> **Input**
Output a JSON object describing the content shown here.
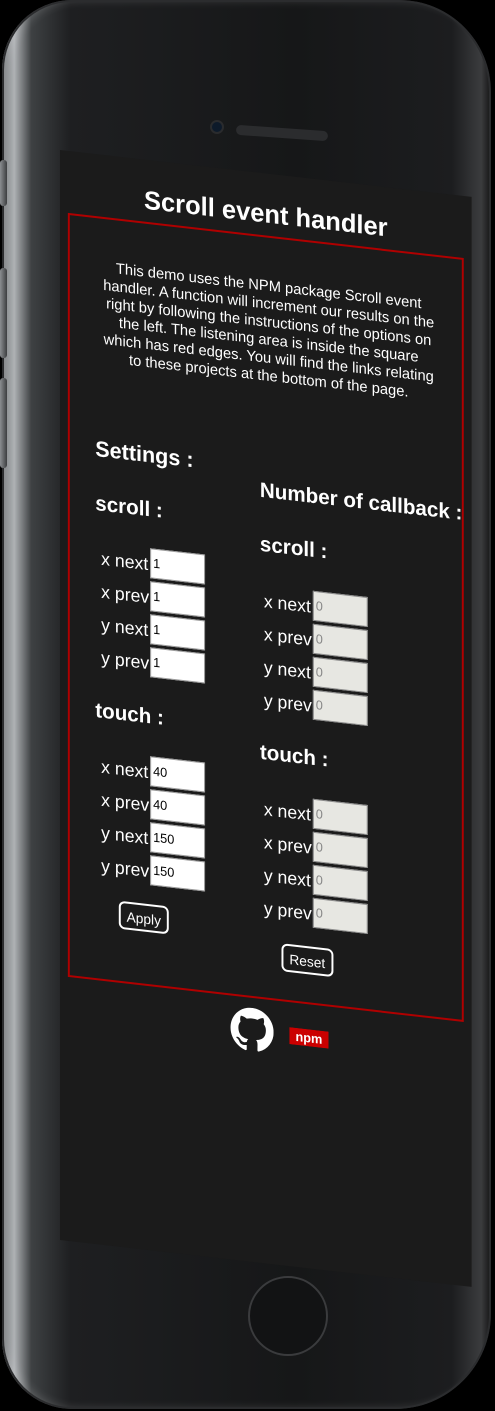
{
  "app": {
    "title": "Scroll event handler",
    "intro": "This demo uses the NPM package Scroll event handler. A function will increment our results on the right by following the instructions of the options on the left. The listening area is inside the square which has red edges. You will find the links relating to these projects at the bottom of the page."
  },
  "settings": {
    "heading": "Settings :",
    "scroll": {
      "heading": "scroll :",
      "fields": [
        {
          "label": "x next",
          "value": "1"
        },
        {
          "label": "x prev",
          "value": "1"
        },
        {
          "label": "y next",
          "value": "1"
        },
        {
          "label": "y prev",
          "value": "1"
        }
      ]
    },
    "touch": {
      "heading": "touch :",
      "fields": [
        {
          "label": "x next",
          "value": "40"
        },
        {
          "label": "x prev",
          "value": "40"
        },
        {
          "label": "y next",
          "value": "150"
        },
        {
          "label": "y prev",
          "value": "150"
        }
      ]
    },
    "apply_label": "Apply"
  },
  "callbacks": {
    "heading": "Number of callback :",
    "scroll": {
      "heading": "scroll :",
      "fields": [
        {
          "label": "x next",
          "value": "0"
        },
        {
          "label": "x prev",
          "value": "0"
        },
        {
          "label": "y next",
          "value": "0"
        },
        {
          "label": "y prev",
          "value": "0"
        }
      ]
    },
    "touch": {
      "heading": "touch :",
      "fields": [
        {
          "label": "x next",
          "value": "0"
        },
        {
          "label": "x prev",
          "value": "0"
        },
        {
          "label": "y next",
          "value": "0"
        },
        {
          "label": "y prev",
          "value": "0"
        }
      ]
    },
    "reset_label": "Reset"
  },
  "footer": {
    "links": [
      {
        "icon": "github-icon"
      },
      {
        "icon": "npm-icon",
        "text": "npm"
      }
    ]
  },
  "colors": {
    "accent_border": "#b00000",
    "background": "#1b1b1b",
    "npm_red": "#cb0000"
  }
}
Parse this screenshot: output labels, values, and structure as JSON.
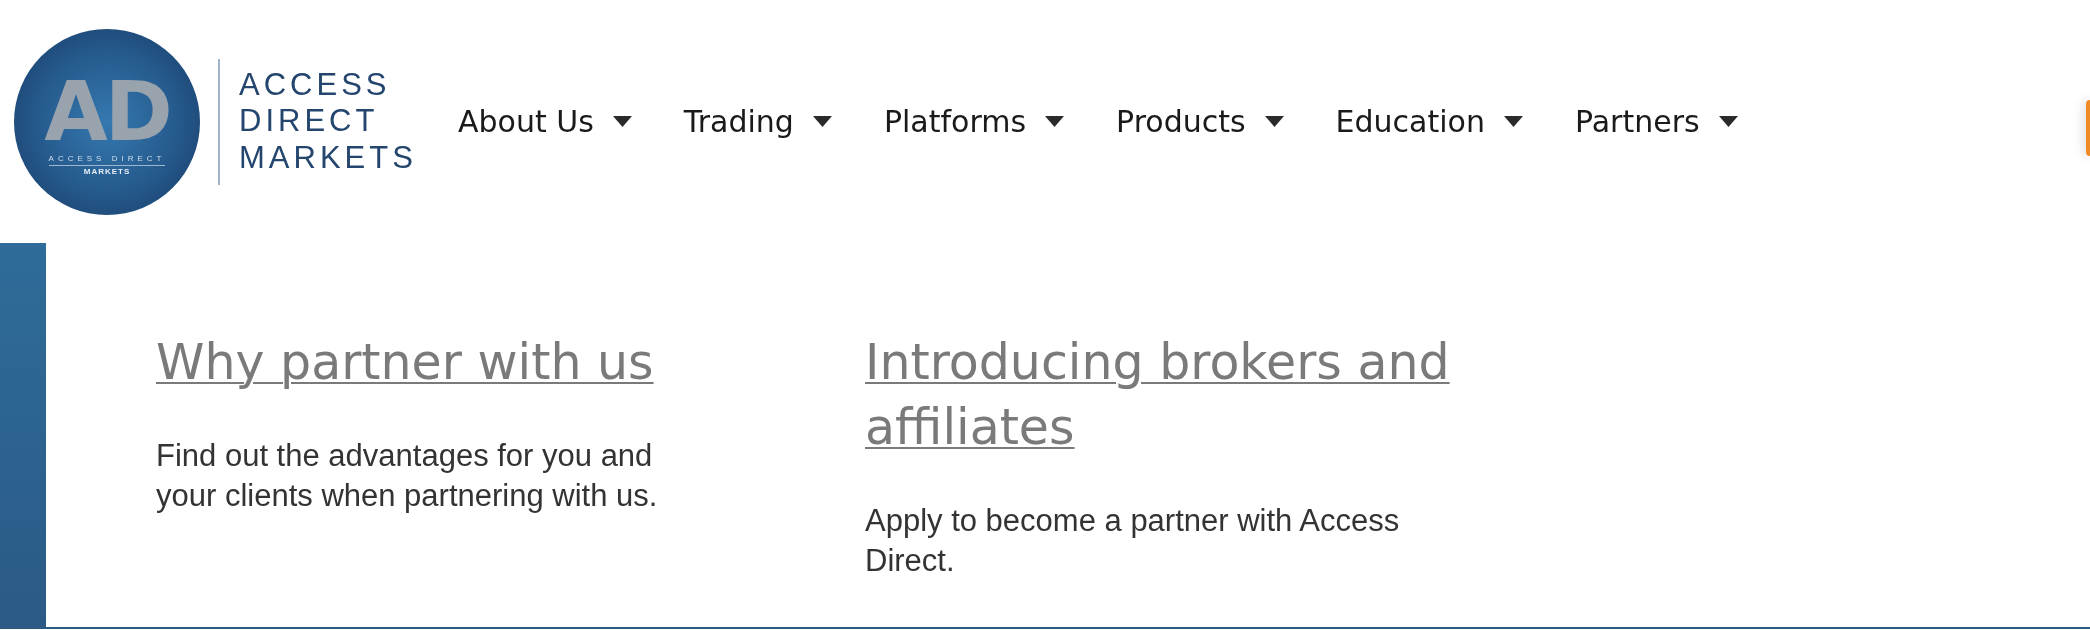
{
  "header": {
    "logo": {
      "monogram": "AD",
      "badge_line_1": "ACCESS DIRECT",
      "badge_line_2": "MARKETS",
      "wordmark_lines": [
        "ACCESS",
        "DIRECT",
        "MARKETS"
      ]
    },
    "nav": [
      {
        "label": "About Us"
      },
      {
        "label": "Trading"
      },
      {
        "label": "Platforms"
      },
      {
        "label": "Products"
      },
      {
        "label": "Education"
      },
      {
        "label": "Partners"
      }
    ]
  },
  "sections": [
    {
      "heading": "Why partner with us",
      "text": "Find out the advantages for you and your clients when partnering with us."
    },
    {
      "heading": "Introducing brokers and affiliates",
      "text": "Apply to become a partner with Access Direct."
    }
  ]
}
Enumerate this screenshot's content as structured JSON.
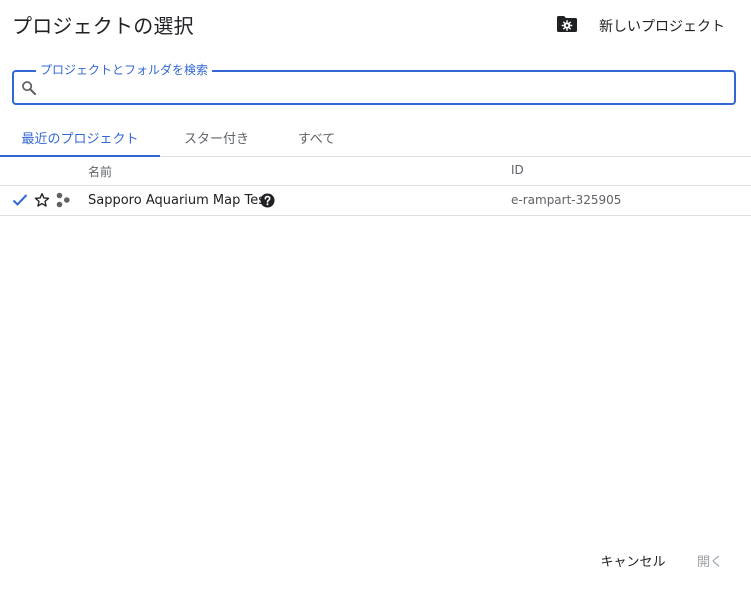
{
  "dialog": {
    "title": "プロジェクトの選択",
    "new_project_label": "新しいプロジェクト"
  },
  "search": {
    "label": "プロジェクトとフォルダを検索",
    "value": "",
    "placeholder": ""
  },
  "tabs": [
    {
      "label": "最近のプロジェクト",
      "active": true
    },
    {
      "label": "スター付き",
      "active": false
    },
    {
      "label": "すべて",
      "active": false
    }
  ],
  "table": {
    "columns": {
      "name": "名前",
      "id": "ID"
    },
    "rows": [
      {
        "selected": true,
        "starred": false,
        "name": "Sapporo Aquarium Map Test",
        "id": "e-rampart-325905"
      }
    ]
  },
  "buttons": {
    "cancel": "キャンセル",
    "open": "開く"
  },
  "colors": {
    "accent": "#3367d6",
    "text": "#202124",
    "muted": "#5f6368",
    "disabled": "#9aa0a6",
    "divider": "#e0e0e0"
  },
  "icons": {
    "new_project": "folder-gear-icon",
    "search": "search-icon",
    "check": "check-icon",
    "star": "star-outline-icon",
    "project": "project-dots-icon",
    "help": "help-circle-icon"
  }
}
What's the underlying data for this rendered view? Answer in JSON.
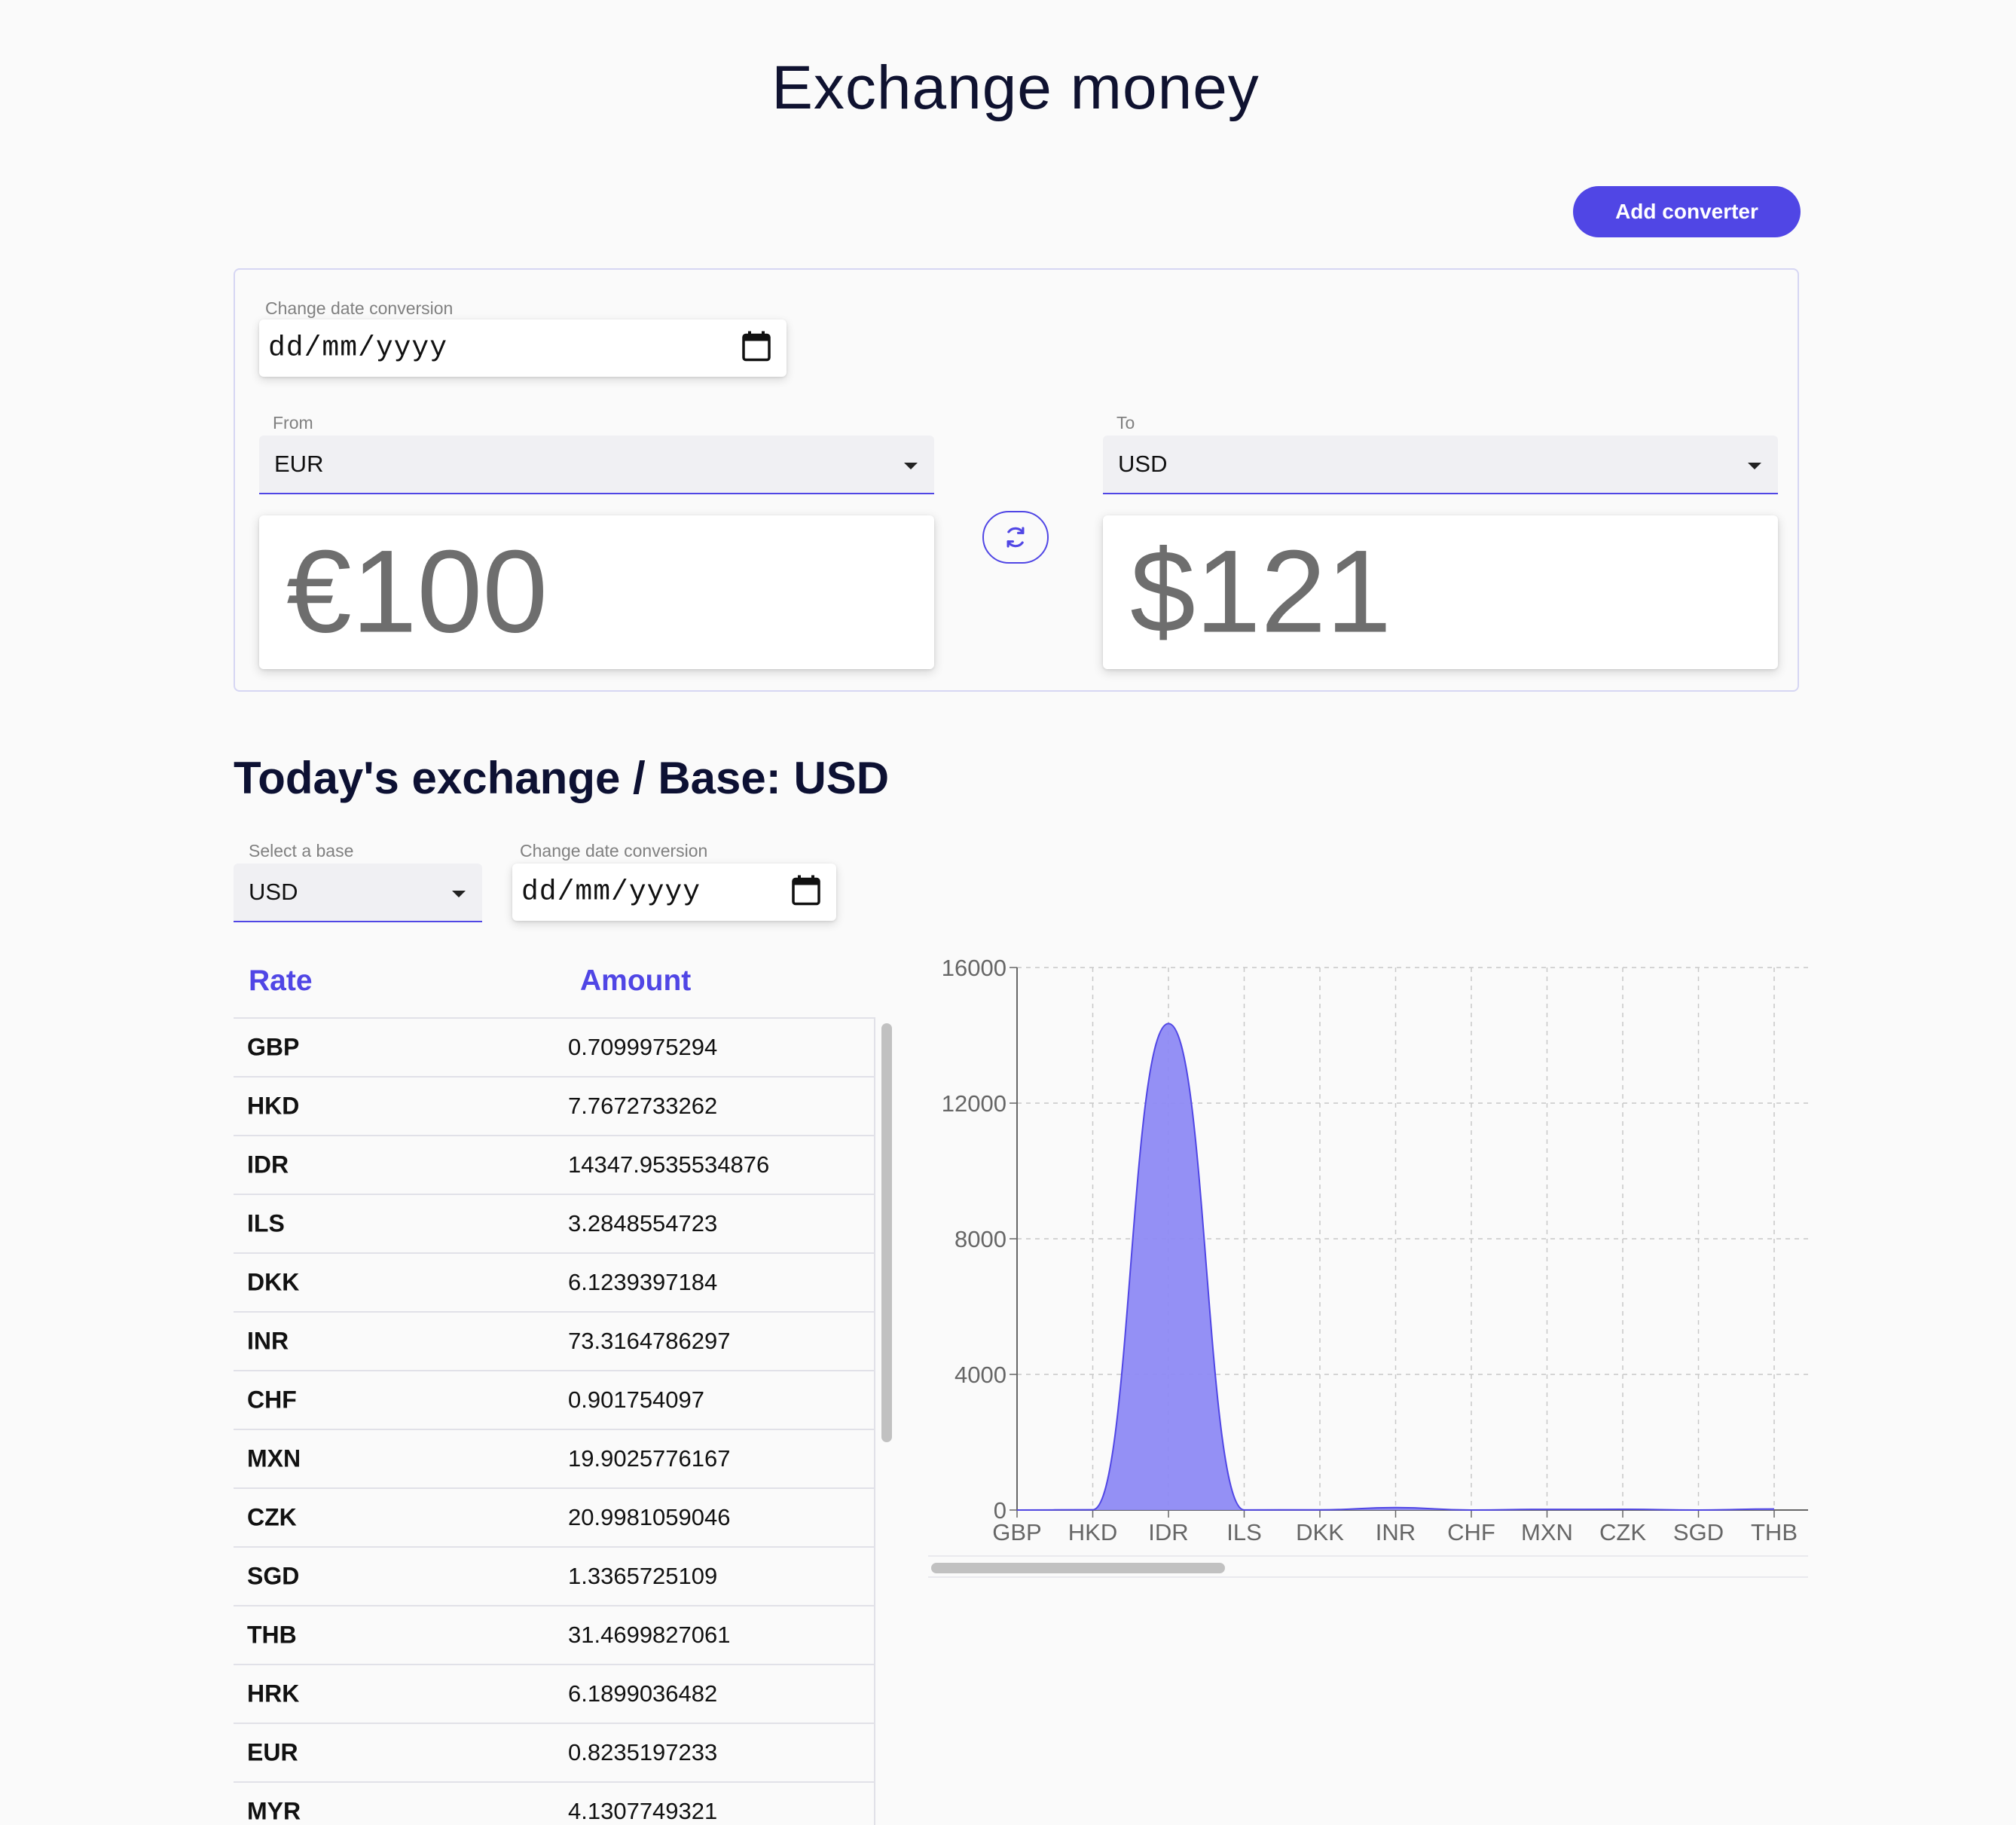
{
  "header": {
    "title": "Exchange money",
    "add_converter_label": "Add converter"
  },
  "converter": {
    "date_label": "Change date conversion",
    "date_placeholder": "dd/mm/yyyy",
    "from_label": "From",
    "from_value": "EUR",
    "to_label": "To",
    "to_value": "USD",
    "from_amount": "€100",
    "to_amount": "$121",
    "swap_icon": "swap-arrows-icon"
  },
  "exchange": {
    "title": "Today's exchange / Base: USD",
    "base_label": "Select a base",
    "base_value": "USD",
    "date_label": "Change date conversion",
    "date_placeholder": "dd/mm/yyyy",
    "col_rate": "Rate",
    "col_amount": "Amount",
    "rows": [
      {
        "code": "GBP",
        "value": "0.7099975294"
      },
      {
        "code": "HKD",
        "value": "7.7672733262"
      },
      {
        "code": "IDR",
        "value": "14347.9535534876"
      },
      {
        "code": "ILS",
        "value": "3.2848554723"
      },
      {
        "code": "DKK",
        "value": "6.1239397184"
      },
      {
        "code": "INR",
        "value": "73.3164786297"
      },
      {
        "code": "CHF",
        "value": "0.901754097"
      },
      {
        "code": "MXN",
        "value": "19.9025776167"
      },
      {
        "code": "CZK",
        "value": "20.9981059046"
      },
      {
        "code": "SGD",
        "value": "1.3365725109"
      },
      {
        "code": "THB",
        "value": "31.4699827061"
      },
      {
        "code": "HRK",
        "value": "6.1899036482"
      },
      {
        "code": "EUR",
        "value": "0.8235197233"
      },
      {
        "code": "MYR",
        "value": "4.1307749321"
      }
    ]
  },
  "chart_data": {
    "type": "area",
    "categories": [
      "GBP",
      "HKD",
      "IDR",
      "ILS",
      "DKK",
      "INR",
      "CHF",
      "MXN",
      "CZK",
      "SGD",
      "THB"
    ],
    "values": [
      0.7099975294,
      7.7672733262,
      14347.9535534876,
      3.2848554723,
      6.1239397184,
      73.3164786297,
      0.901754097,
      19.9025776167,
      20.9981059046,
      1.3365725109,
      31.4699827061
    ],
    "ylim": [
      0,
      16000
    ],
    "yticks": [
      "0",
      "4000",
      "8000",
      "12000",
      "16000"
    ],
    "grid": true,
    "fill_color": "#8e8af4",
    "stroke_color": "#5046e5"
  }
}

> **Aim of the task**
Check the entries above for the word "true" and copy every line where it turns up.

> **Final answer**
      "active": true
        "selected": true,
    "grid": true,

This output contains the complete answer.